■ **EXERCISE**: Every line of the material below should be copied exactly.

■ **AVAILABLE RECORDS**:
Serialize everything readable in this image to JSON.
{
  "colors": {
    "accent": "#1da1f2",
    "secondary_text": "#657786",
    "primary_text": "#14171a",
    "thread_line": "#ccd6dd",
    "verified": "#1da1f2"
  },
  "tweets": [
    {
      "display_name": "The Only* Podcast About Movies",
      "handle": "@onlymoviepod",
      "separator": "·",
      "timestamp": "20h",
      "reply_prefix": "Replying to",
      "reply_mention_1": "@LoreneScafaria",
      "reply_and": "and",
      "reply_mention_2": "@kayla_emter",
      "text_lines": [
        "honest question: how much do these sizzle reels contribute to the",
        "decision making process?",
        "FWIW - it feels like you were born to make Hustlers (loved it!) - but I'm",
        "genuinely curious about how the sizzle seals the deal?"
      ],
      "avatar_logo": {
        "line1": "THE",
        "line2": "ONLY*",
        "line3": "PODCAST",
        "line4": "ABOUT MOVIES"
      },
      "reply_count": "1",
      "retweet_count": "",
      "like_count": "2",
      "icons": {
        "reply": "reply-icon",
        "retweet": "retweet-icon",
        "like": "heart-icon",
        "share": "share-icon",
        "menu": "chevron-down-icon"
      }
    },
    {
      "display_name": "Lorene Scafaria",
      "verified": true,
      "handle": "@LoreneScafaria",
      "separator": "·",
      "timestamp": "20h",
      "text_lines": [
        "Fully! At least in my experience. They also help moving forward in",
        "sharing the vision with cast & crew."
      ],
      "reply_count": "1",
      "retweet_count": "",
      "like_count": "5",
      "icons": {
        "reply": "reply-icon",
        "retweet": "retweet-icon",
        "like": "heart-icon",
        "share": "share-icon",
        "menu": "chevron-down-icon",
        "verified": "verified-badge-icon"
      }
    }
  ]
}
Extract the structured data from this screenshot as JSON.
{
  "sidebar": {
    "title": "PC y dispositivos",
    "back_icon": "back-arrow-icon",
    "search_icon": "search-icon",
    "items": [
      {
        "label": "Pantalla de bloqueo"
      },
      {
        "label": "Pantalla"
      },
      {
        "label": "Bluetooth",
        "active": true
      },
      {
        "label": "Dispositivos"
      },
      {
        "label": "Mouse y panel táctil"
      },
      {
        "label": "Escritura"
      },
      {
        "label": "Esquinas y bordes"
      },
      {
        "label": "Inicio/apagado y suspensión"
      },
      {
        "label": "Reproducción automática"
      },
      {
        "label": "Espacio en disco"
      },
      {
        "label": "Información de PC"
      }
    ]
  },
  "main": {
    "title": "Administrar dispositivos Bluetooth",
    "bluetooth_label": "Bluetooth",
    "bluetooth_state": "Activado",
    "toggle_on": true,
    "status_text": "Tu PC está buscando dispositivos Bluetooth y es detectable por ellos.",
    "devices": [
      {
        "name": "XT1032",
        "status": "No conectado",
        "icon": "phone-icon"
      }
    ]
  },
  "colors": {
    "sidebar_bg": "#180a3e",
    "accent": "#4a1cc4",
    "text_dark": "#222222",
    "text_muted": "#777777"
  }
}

■ **WRITTEN SOLUTION**:
Serialize everything readable in this image to JSON.
{
  "colors": {
    "accent": "#1da1f2",
    "secondary_text": "#657786",
    "primary_text": "#14171a",
    "thread_line": "#ccd6dd",
    "verified": "#1da1f2"
  },
  "tweets": [
    {
      "display_name": "The Only* Podcast About Movies",
      "handle": "@onlymoviepod",
      "separator": "·",
      "timestamp": "20h",
      "reply_prefix": "Replying to",
      "reply_mention_1": "@LoreneScafaria",
      "reply_and": "and",
      "reply_mention_2": "@kayla_emter",
      "text_lines": [
        "honest question: how much do these sizzle reels contribute to the",
        "decision making process?",
        "FWIW - it feels like you were born to make Hustlers (loved it!) - but I'm",
        "genuinely curious about how the sizzle seals the deal?"
      ],
      "avatar_logo": {
        "line1": "THE",
        "line2": "ONLY*",
        "line3": "PODCAST",
        "line4": "ABOUT MOVIES"
      },
      "reply_count": "1",
      "retweet_count": "",
      "like_count": "2",
      "icons": {
        "reply": "reply-icon",
        "retweet": "retweet-icon",
        "like": "heart-icon",
        "share": "share-icon",
        "menu": "chevron-down-icon"
      }
    },
    {
      "display_name": "Lorene Scafaria",
      "verified": true,
      "handle": "@LoreneScafaria",
      "separator": "·",
      "timestamp": "20h",
      "text_lines": [
        "Fully! At least in my experience. They also help moving forward in",
        "sharing the vision with cast & crew."
      ],
      "reply_count": "1",
      "retweet_count": "",
      "like_count": "5",
      "icons": {
        "reply": "reply-icon",
        "retweet": "retweet-icon",
        "like": "heart-icon",
        "share": "share-icon",
        "menu": "chevron-down-icon",
        "verified": "verified-badge-icon"
      }
    }
  ]
}
Extract the structured data from this screenshot as JSON.
{
  "sidebar": {
    "title": "PC y dispositivos",
    "back_icon": "back-arrow-icon",
    "search_icon": "search-icon",
    "items": [
      {
        "label": "Pantalla de bloqueo"
      },
      {
        "label": "Pantalla"
      },
      {
        "label": "Bluetooth",
        "active": true
      },
      {
        "label": "Dispositivos"
      },
      {
        "label": "Mouse y panel táctil"
      },
      {
        "label": "Escritura"
      },
      {
        "label": "Esquinas y bordes"
      },
      {
        "label": "Inicio/apagado y suspensión"
      },
      {
        "label": "Reproducción automática"
      },
      {
        "label": "Espacio en disco"
      },
      {
        "label": "Información de PC"
      }
    ]
  },
  "main": {
    "title": "Administrar dispositivos Bluetooth",
    "bluetooth_label": "Bluetooth",
    "bluetooth_state": "Activado",
    "toggle_on": true,
    "status_text": "Tu PC está buscando dispositivos Bluetooth y es detectable por ellos.",
    "devices": [
      {
        "name": "XT1032",
        "status": "No conectado",
        "icon": "phone-icon"
      }
    ]
  },
  "colors": {
    "sidebar_bg": "#180a3e",
    "accent": "#4a1cc4",
    "text_dark": "#222222",
    "text_muted": "#777777"
  }
}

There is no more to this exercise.